# [Task directions]
Copy every record exactly, and keep the pictures out.

Data listing START

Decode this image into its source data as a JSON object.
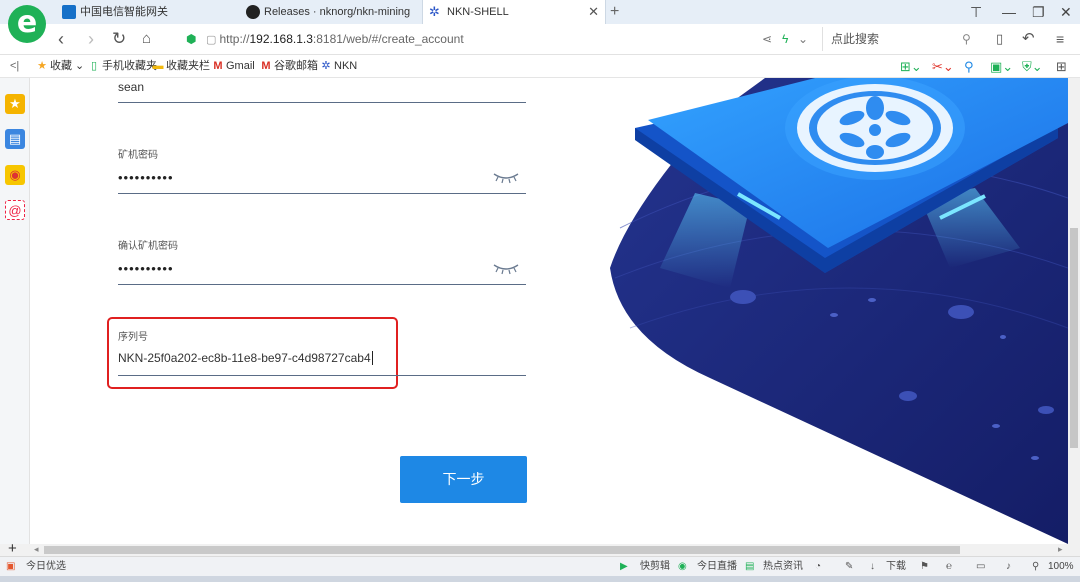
{
  "browser": {
    "tabs": [
      {
        "title": "中国电信智能网关",
        "active": false
      },
      {
        "title": "Releases · nknorg/nkn-mining",
        "active": false
      },
      {
        "title": "NKN-SHELL",
        "active": true
      }
    ],
    "new_tab_symbol": "+",
    "address": {
      "scheme": "http://",
      "host": "192.168.1.3",
      "rest": ":8181/web/#/create_account"
    },
    "search_placeholder": "点此搜索",
    "bookmarks": [
      {
        "label": "收藏",
        "icon": "star-icon"
      },
      {
        "label": "手机收藏夹",
        "icon": "phone-icon"
      },
      {
        "label": "收藏夹栏",
        "icon": "folder-icon"
      },
      {
        "label": "Gmail",
        "icon": "gmail-icon"
      },
      {
        "label": "谷歌邮箱",
        "icon": "gmail-icon"
      },
      {
        "label": "NKN",
        "icon": "nkn-icon"
      }
    ]
  },
  "form": {
    "account_value": "sean",
    "password_label": "矿机密码",
    "password_value": "••••••••••",
    "confirm_label": "确认矿机密码",
    "confirm_value": "••••••••••",
    "serial_label": "序列号",
    "serial_value": "NKN-25f0a202-ec8b-11e8-be97-c4d98727cab4",
    "next_button": "下一步"
  },
  "statusbar": {
    "left_label": "今日优选",
    "items": [
      "快剪辑",
      "今日直播",
      "热点资讯",
      "下载"
    ],
    "zoom": "100%"
  },
  "colors": {
    "brand_blue": "#1e88e5",
    "highlight_red": "#e02020",
    "illustration_navy": "#1f2f88",
    "logo_green": "#1fb157"
  }
}
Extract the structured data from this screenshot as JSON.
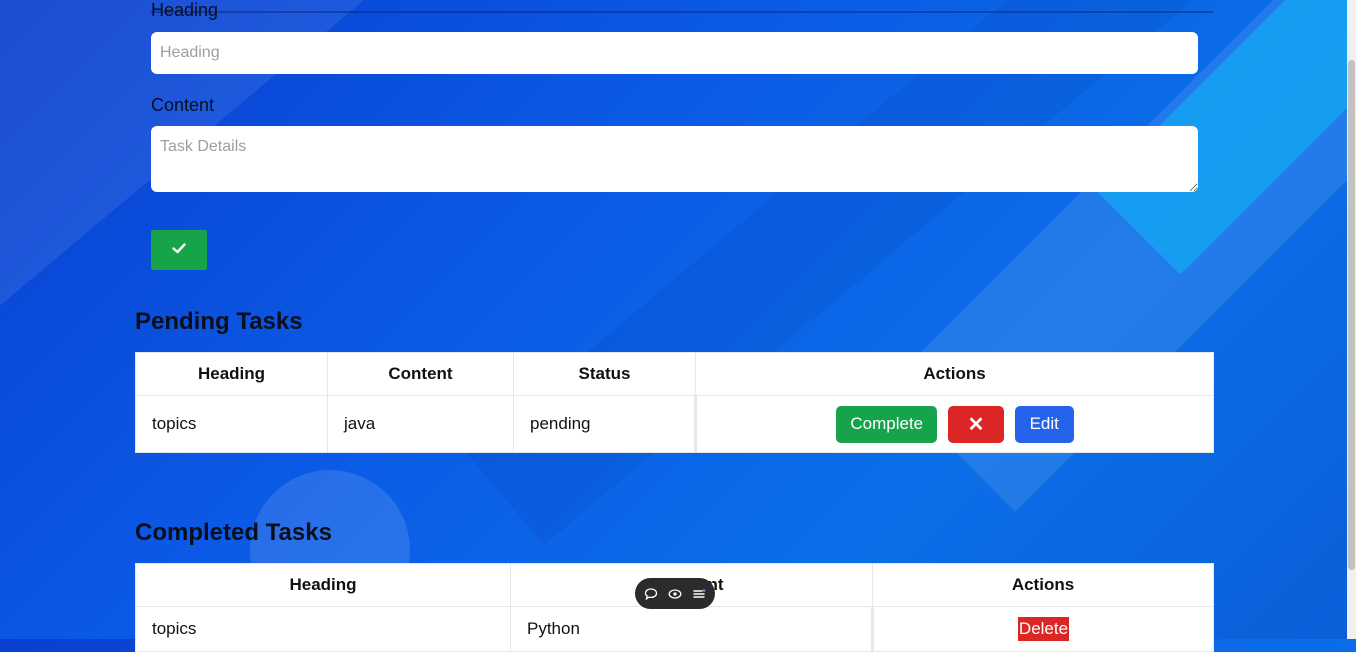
{
  "form": {
    "heading_label": "Heading",
    "heading_placeholder": "Heading",
    "heading_value": "",
    "content_label": "Content",
    "content_placeholder": "Task Details",
    "content_value": ""
  },
  "pending": {
    "title": "Pending Tasks",
    "columns": [
      "Heading",
      "Content",
      "Status",
      "Actions"
    ],
    "rows": [
      {
        "heading": "topics",
        "content": "java",
        "status": "pending"
      }
    ],
    "complete_label": "Complete",
    "delete_label": "✕",
    "edit_label": "Edit"
  },
  "completed": {
    "title": "Completed Tasks",
    "columns": [
      "Heading",
      "Content",
      "Actions"
    ],
    "rows": [
      {
        "heading": "topics",
        "content": "Python"
      }
    ],
    "delete_label": "Delete"
  },
  "colors": {
    "accent_green": "#16a34a",
    "danger_red": "#dc2626",
    "primary_blue": "#2563eb"
  },
  "icons": {
    "submit": "check-icon",
    "toolbar": [
      "comment-icon",
      "eye-icon",
      "list-icon"
    ]
  }
}
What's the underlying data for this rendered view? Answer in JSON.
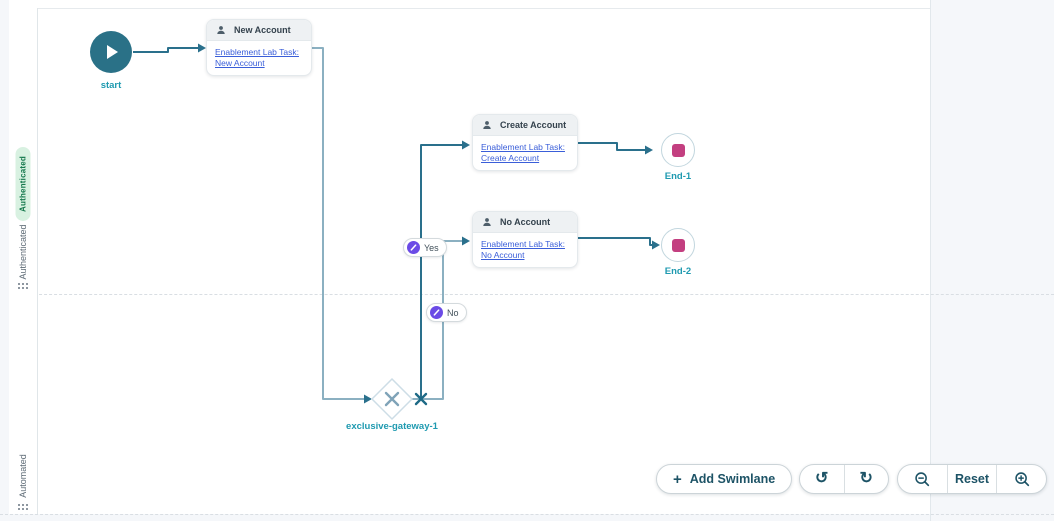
{
  "lanes": [
    {
      "badge": "Authenticated",
      "name": "Authenticated"
    },
    {
      "name": "Automated"
    }
  ],
  "nodes": {
    "start_label": "start",
    "gateway_label": "exclusive-gateway-1",
    "end1_label": "End-1",
    "end2_label": "End-2",
    "tasks": [
      {
        "title": "New Account",
        "link": "Enablement Lab Task: New Account"
      },
      {
        "title": "Create Account",
        "link": "Enablement Lab Task: Create Account"
      },
      {
        "title": "No Account",
        "link": "Enablement Lab Task: No Account"
      }
    ]
  },
  "edge_labels": {
    "yes": "Yes",
    "no": "No"
  },
  "toolbar": {
    "add_swimlane": "Add Swimlane",
    "reset": "Reset"
  },
  "icons": {
    "plus": "+",
    "undo": "↺",
    "redo": "↻"
  },
  "colors": {
    "edge_dark": "#2a708c",
    "edge_light": "#8bb0c1",
    "node_label": "#1f9ab0",
    "start_fill": "#2a7187",
    "end_fill": "#c33f80",
    "branch_badge": "#6b4be6",
    "lane_badge_bg": "#d8f1e1",
    "lane_badge_text": "#177a4e",
    "task_link": "#3a5ed9",
    "toolbar_text": "#1d5366"
  }
}
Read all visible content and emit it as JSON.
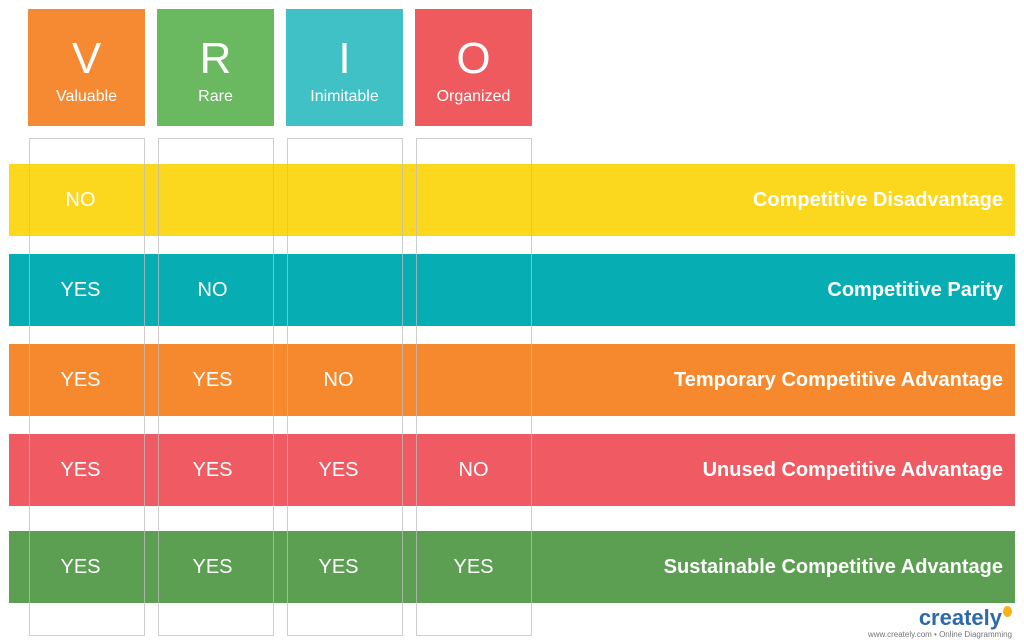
{
  "headers": [
    {
      "letter": "V",
      "word": "Valuable",
      "color": "#f58a32"
    },
    {
      "letter": "R",
      "word": "Rare",
      "color": "#6ab85f"
    },
    {
      "letter": "I",
      "word": "Inimitable",
      "color": "#3fc1c6"
    },
    {
      "letter": "O",
      "word": "Organized",
      "color": "#ef5a5e"
    }
  ],
  "rows": [
    {
      "color": "#fbd71e",
      "cells": [
        "NO",
        "",
        "",
        ""
      ],
      "outcome": "Competitive Disadvantage"
    },
    {
      "color": "#06aeb4",
      "cells": [
        "YES",
        "NO",
        "",
        ""
      ],
      "outcome": "Competitive Parity"
    },
    {
      "color": "#f6892e",
      "cells": [
        "YES",
        "YES",
        "NO",
        ""
      ],
      "outcome": "Temporary Competitive Advantage"
    },
    {
      "color": "#ef5a63",
      "cells": [
        "YES",
        "YES",
        "YES",
        "NO"
      ],
      "outcome": "Unused Competitive Advantage"
    },
    {
      "color": "#5c9e52",
      "cells": [
        "YES",
        "YES",
        "YES",
        "YES"
      ],
      "outcome": "Sustainable Competitive Advantage"
    }
  ],
  "brand": {
    "logo": "creately",
    "tagline": "www.creately.com • Online Diagramming"
  }
}
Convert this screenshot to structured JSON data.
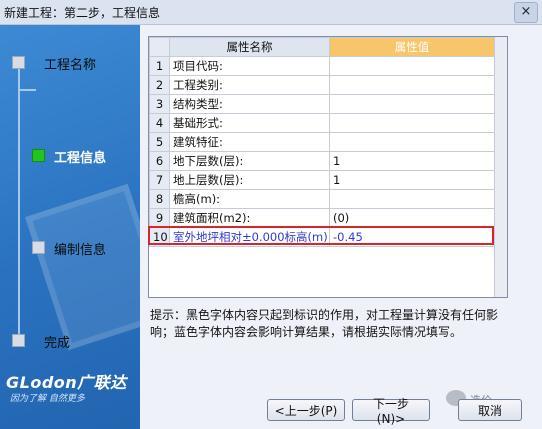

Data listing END

# [Completed exercise]
Decode this image into its source data as a JSON object.
{
  "browser": {
    "tabs": [
      {
        "title": "中国电信智能网关",
        "active": false
      },
      {
        "title": "Releases · nknorg/nkn-mining",
        "active": false
      },
      {
        "title": "NKN-SHELL",
        "active": true
      }
    ],
    "new_tab_symbol": "+",
    "address": {
      "scheme": "http://",
      "host": "192.168.1.3",
      "rest": ":8181/web/#/create_account"
    },
    "search_placeholder": "点此搜索",
    "bookmarks": [
      {
        "label": "收藏",
        "icon": "star-icon"
      },
      {
        "label": "手机收藏夹",
        "icon": "phone-icon"
      },
      {
        "label": "收藏夹栏",
        "icon": "folder-icon"
      },
      {
        "label": "Gmail",
        "icon": "gmail-icon"
      },
      {
        "label": "谷歌邮箱",
        "icon": "gmail-icon"
      },
      {
        "label": "NKN",
        "icon": "nkn-icon"
      }
    ]
  },
  "form": {
    "account_value": "sean",
    "password_label": "矿机密码",
    "password_value": "••••••••••",
    "confirm_label": "确认矿机密码",
    "confirm_value": "••••••••••",
    "serial_label": "序列号",
    "serial_value": "NKN-25f0a202-ec8b-11e8-be97-c4d98727cab4",
    "next_button": "下一步"
  },
  "statusbar": {
    "left_label": "今日优选",
    "items": [
      "快剪辑",
      "今日直播",
      "热点资讯",
      "下载"
    ],
    "zoom": "100%"
  },
  "colors": {
    "brand_blue": "#1e88e5",
    "highlight_red": "#e02020",
    "illustration_navy": "#1f2f88",
    "logo_green": "#1fb157"
  }
}
Extract the structured data from this screenshot as JSON.
{
  "form": {
    "heading_label": "Heading",
    "heading_placeholder": "Heading",
    "heading_value": "",
    "content_label": "Content",
    "content_placeholder": "Task Details",
    "content_value": ""
  },
  "pending": {
    "title": "Pending Tasks",
    "columns": [
      "Heading",
      "Content",
      "Status",
      "Actions"
    ],
    "rows": [
      {
        "heading": "topics",
        "content": "java",
        "status": "pending"
      }
    ],
    "complete_label": "Complete",
    "delete_label": "✕",
    "edit_label": "Edit"
  },
  "completed": {
    "title": "Completed Tasks",
    "columns": [
      "Heading",
      "Content",
      "Actions"
    ],
    "rows": [
      {
        "heading": "topics",
        "content": "Python"
      }
    ],
    "delete_label": "Delete"
  },
  "colors": {
    "accent_green": "#16a34a",
    "danger_red": "#dc2626",
    "primary_blue": "#2563eb"
  },
  "icons": {
    "submit": "check-icon",
    "toolbar": [
      "comment-icon",
      "eye-icon",
      "list-icon"
    ]
  }
}
What's the underlying data for this rendered view? Answer in JSON.
{
  "lanes": [
    {
      "badge": "Authenticated",
      "name": "Authenticated"
    },
    {
      "name": "Automated"
    }
  ],
  "nodes": {
    "start_label": "start",
    "gateway_label": "exclusive-gateway-1",
    "end1_label": "End-1",
    "end2_label": "End-2",
    "tasks": [
      {
        "title": "New Account",
        "link": "Enablement Lab Task: New Account"
      },
      {
        "title": "Create Account",
        "link": "Enablement Lab Task: Create Account"
      },
      {
        "title": "No Account",
        "link": "Enablement Lab Task: No Account"
      }
    ]
  },
  "edge_labels": {
    "yes": "Yes",
    "no": "No"
  },
  "toolbar": {
    "add_swimlane": "Add Swimlane",
    "reset": "Reset"
  },
  "icons": {
    "plus": "+",
    "undo": "↺",
    "redo": "↻"
  },
  "colors": {
    "edge_dark": "#2a708c",
    "edge_light": "#8bb0c1",
    "node_label": "#1f9ab0",
    "start_fill": "#2a7187",
    "end_fill": "#c33f80",
    "branch_badge": "#6b4be6",
    "lane_badge_bg": "#d8f1e1",
    "lane_badge_text": "#177a4e",
    "task_link": "#3a5ed9",
    "toolbar_text": "#1d5366"
  }
}
Read all visible content and emit it as JSON.
{
  "headers": [
    {
      "letter": "V",
      "word": "Valuable",
      "color": "#f58a32"
    },
    {
      "letter": "R",
      "word": "Rare",
      "color": "#6ab85f"
    },
    {
      "letter": "I",
      "word": "Inimitable",
      "color": "#3fc1c6"
    },
    {
      "letter": "O",
      "word": "Organized",
      "color": "#ef5a5e"
    }
  ],
  "rows": [
    {
      "color": "#fbd71e",
      "cells": [
        "NO",
        "",
        "",
        ""
      ],
      "outcome": "Competitive Disadvantage"
    },
    {
      "color": "#06aeb4",
      "cells": [
        "YES",
        "NO",
        "",
        ""
      ],
      "outcome": "Competitive Parity"
    },
    {
      "color": "#f6892e",
      "cells": [
        "YES",
        "YES",
        "NO",
        ""
      ],
      "outcome": "Temporary Competitive Advantage"
    },
    {
      "color": "#ef5a63",
      "cells": [
        "YES",
        "YES",
        "YES",
        "NO"
      ],
      "outcome": "Unused Competitive Advantage"
    },
    {
      "color": "#5c9e52",
      "cells": [
        "YES",
        "YES",
        "YES",
        "YES"
      ],
      "outcome": "Sustainable Competitive Advantage"
    }
  ],
  "brand": {
    "logo": "creately",
    "tagline": "www.creately.com • Online Diagramming"
  }
}
Convert this screenshot to structured JSON data.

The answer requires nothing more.